| Records shown |
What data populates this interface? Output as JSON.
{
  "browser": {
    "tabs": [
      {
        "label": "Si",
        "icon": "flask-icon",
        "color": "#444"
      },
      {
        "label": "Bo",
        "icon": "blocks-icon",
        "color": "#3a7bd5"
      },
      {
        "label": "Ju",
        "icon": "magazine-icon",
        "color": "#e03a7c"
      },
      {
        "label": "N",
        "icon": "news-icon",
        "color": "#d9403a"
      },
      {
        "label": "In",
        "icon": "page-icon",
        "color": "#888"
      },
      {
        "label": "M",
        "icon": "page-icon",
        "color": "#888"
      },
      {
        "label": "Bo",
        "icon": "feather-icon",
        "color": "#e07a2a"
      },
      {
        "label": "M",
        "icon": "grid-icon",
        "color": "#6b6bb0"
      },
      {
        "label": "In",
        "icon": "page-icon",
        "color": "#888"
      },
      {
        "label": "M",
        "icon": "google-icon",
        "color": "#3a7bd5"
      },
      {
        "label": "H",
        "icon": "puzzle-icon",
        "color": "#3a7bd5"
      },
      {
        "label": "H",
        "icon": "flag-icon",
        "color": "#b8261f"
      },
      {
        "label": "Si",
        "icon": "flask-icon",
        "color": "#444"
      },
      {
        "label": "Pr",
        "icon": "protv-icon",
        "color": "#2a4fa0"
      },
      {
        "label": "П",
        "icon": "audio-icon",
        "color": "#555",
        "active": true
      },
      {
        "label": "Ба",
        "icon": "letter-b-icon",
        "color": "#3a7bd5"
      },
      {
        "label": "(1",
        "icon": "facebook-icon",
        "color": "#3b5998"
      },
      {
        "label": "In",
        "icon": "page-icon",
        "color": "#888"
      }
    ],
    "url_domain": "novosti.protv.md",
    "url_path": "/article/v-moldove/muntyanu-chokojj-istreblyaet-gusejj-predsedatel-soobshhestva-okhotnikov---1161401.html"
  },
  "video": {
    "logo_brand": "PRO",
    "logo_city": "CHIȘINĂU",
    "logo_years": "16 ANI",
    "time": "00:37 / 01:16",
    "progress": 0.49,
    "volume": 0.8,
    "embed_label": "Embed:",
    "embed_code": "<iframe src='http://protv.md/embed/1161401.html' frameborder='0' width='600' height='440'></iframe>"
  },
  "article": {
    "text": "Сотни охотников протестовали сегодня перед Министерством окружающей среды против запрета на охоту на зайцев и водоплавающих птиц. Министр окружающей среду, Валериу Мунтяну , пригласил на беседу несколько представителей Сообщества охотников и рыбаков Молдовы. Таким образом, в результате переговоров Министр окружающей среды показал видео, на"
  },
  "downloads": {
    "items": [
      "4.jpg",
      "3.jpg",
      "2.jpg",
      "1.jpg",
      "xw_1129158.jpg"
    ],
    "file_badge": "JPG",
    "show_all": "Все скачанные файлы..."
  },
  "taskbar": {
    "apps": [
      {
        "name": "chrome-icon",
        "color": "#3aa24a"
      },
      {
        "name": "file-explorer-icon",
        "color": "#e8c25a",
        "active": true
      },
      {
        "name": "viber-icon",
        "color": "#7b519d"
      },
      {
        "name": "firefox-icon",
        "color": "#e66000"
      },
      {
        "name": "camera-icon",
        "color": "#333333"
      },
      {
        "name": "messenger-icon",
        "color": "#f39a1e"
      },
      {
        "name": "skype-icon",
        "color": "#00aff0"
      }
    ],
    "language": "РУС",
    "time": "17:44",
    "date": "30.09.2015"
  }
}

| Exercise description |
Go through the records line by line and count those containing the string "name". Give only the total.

| The completed task |
7